Exercise description: Look through the entries for the string "去视频广告" and copy every line where it shows up.
**** Extracted records ****
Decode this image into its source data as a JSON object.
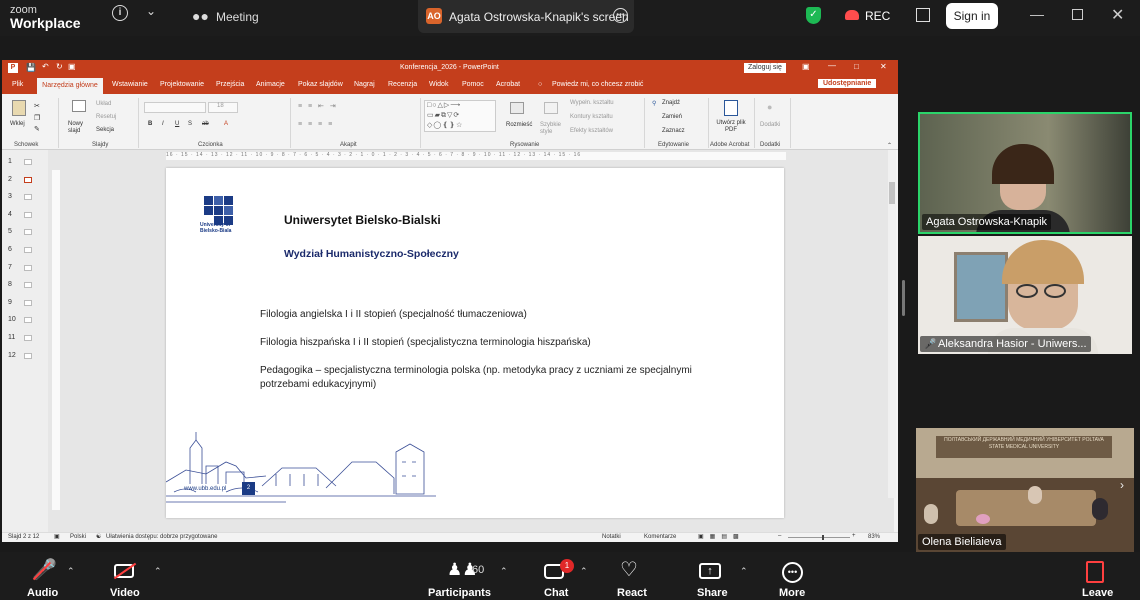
{
  "app": {
    "name_line1": "zoom",
    "name_line2": "Workplace",
    "meeting_label": "Meeting"
  },
  "share": {
    "avatar_initials": "AO",
    "label": "Agata Ostrowska-Knapik's screen"
  },
  "topbar": {
    "rec_label": "REC",
    "signin_label": "Sign in"
  },
  "ppt": {
    "title": "Konferencja_2026  -  PowerPoint",
    "login_label": "Zaloguj się",
    "share_label": "Udostępnianie",
    "tabs": [
      "Plik",
      "Narzędzia główne",
      "Wstawianie",
      "Projektowanie",
      "Przejścia",
      "Animacje",
      "Pokaz slajdów",
      "Nagraj",
      "Recenzja",
      "Widok",
      "Pomoc",
      "Acrobat",
      "Powiedz mi, co chcesz zrobić"
    ],
    "ribbon_groups": [
      "Schowek",
      "Slajdy",
      "Czcionka",
      "Akapit",
      "Rysowanie",
      "Edytowanie",
      "Adobe Acrobat",
      "Dodatki"
    ],
    "ribbon_items": {
      "paste": "Wklej",
      "new_slide": "Nowy slajd",
      "layout": "Układ",
      "reset": "Resetuj",
      "section": "Sekcja",
      "arrange": "Rozmieść",
      "quick_styles": "Szybkie style",
      "fill": "Wypełn. kształtu",
      "outline": "Kontury kształtu",
      "effects": "Efekty kształtów",
      "find": "Znajdź",
      "replace": "Zamień",
      "select": "Zaznacz",
      "create_pdf": "Utwórz plik PDF",
      "addins": "Dodatki",
      "font_size": "18"
    },
    "thumb_numbers": [
      "1",
      "2",
      "3",
      "4",
      "5",
      "6",
      "7",
      "8",
      "9",
      "10",
      "11",
      "12"
    ],
    "ruler_text": "16 · 15 · 14 · 13 · 12 · 11 · 10 · 9 · 8 · 7 · 6 · 5 · 4 · 3 · 2 · 1 · 0 · 1 · 2 · 3 · 4 · 5 · 6 · 7 · 8 · 9 · 10 · 11 · 12 · 13 · 14 · 15 · 16",
    "status": {
      "slide": "Slajd 2 z 12",
      "lang": "Polski",
      "accessibility": "Ułatwienia dostępu: dobrze przygotowane",
      "notes": "Notatki",
      "comments": "Komentarze",
      "zoom": "83%"
    }
  },
  "slide": {
    "logo_text": "University of Bielsko-Biala",
    "university": "Uniwersytet Bielsko-Bialski",
    "faculty": "Wydział Humanistyczno-Społeczny",
    "courses": [
      "Filologia angielska I i II stopień (specjalność tłumaczeniowa)",
      "Filologia hiszpańska I i II stopień (specjalistyczna terminologia hiszpańska)",
      "Pedagogika – specjalistyczna terminologia polska (np. metodyka pracy z uczniami ze specjalnymi potrzebami edukacyjnymi)"
    ],
    "url": "www.ubb.edu.pl",
    "page": "2"
  },
  "participants": [
    {
      "name": "Agata Ostrowska-Knapik"
    },
    {
      "name": "Aleksandra Hasior - Uniwers..."
    },
    {
      "name": "Olena Bieliaieva"
    }
  ],
  "room_sign": "ПОЛТАВСЬКИЙ ДЕРЖАВНИЙ МЕДИЧНИЙ УНІВЕРСИТЕТ POLTAVA STATE MEDICAL UNIVERSITY",
  "toolbar": {
    "audio": "Audio",
    "video": "Video",
    "participants": "Participants",
    "participants_count": "60",
    "chat": "Chat",
    "chat_badge": "1",
    "react": "React",
    "share": "Share",
    "more": "More",
    "leave": "Leave"
  }
}
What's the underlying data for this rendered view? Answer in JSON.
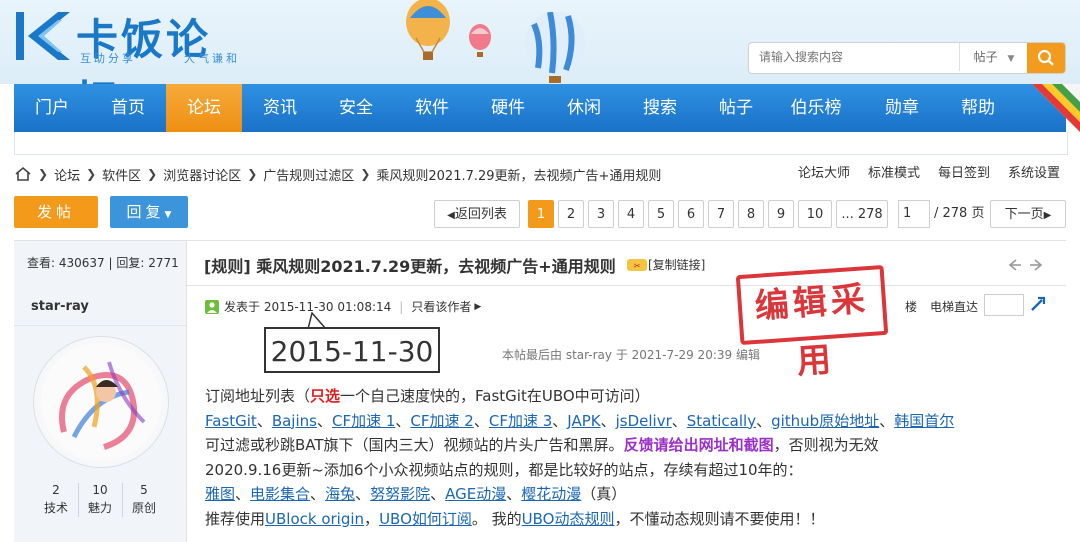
{
  "logo": {
    "title": "卡饭论坛",
    "sub_left": "互助分享",
    "sub_right": "大气谦和"
  },
  "search": {
    "placeholder": "请输入搜索内容",
    "type": "帖子",
    "icon": "search-icon"
  },
  "nav": {
    "items": [
      {
        "label": "门户"
      },
      {
        "label": "首页"
      },
      {
        "label": "论坛",
        "active": true
      },
      {
        "label": "资讯"
      },
      {
        "label": "安全"
      },
      {
        "label": "软件"
      },
      {
        "label": "硬件"
      },
      {
        "label": "休闲"
      },
      {
        "label": "搜索"
      },
      {
        "label": "帖子"
      },
      {
        "label": "伯乐榜"
      },
      {
        "label": "勋章"
      },
      {
        "label": "帮助"
      }
    ]
  },
  "breadcrumb": [
    "论坛",
    "软件区",
    "浏览器讨论区",
    "广告规则过滤区",
    "乘风规则2021.7.29更新，去视频广告+通用规则"
  ],
  "right_links": [
    "论坛大师",
    "标准模式",
    "每日签到",
    "系统设置"
  ],
  "actions": {
    "post": "发帖",
    "reply": "回复"
  },
  "pager": {
    "back": "返回列表",
    "pages": [
      "1",
      "2",
      "3",
      "4",
      "5",
      "6",
      "7",
      "8",
      "9",
      "10",
      "... 278"
    ],
    "current": "1",
    "input_value": "1",
    "total": "/ 278 页",
    "next": "下一页"
  },
  "thread": {
    "stats": "查看: 430637 | 回复: 2771",
    "title": "[规则] 乘风规则2021.7.29更新，去视频广告+通用规则",
    "copy_link": "[复制链接]"
  },
  "author": {
    "name": "star-ray",
    "stats": [
      {
        "value": "2",
        "label": "技术"
      },
      {
        "value": "10",
        "label": "魅力"
      },
      {
        "value": "5",
        "label": "原创"
      }
    ]
  },
  "post": {
    "posted": "发表于 2015-11-30 01:08:14",
    "only_author": "只看该作者",
    "floor": "楼",
    "jump": "电梯直达",
    "stamp": "编辑采用",
    "zoom": "2015-11-30",
    "last_edit": "本帖最后由 star-ray 于 2021-7-29 20:39 编辑"
  },
  "content": {
    "l1_a": "订阅地址列表（",
    "l1_b": "只选",
    "l1_c": "一个自己速度快的，FastGit在UBO中可访问）",
    "links": [
      "FastGit",
      "Bajins",
      "CF加速 1",
      "CF加速 2",
      "CF加速 3",
      "JAPK",
      "jsDelivr",
      "Statically",
      "github原始地址",
      "韩国首尔"
    ],
    "l3_a": "可过滤或秒跳BAT旗下（国内三大）视频站的片头广告和黑屏。",
    "l3_b": "反馈请给出网址和截图",
    "l3_c": "，否则视为无效",
    "l4": "2020.9.16更新~添加6个小众视频站点的规则，都是比较好的站点，存续有超过10年的：",
    "sites": [
      "雅图",
      "电影集合",
      "海兔",
      "努努影院",
      "AGE动漫",
      "樱花动漫"
    ],
    "l5_tail": "（真）",
    "l6_a": "推荐使用",
    "l6_b": "UBlock origin",
    "l6_c": "，",
    "l6_d": "UBO如何订阅",
    "l6_e": "。 我的",
    "l6_f": "UBO动态规则",
    "l6_g": "，不懂动态规则请不要使用！！"
  },
  "colors": {
    "nav_blue": "#1f7bd0",
    "active_orange": "#f29b1d",
    "link_blue": "#1b67b4",
    "red": "#e01f1f",
    "purple": "#9a30c9"
  }
}
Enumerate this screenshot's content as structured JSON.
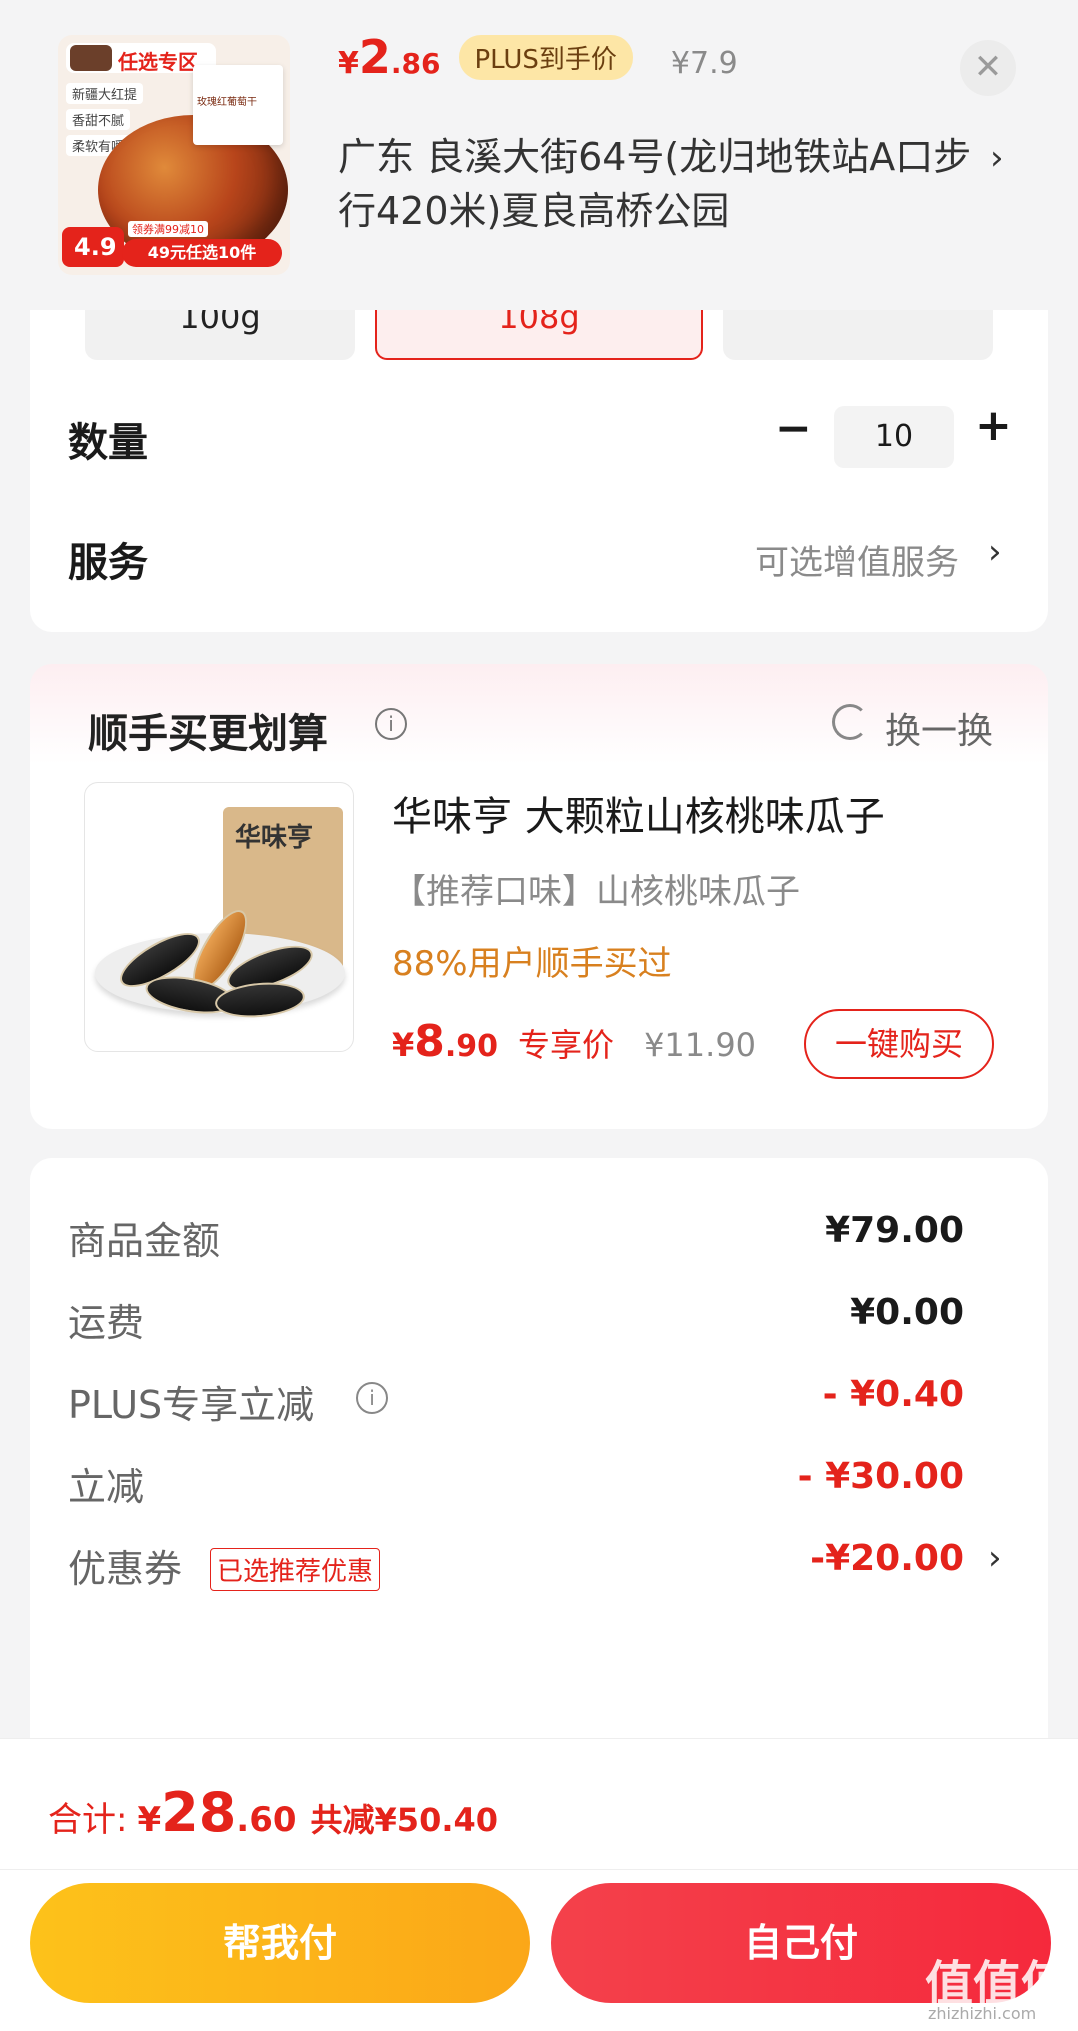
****
Problem solution:
    "乘风规则2021.7.29更新，去视频广告+通用规则"
    "title": "[规则] 乘风规则2021.7.29更新，去视频广告+通用规则",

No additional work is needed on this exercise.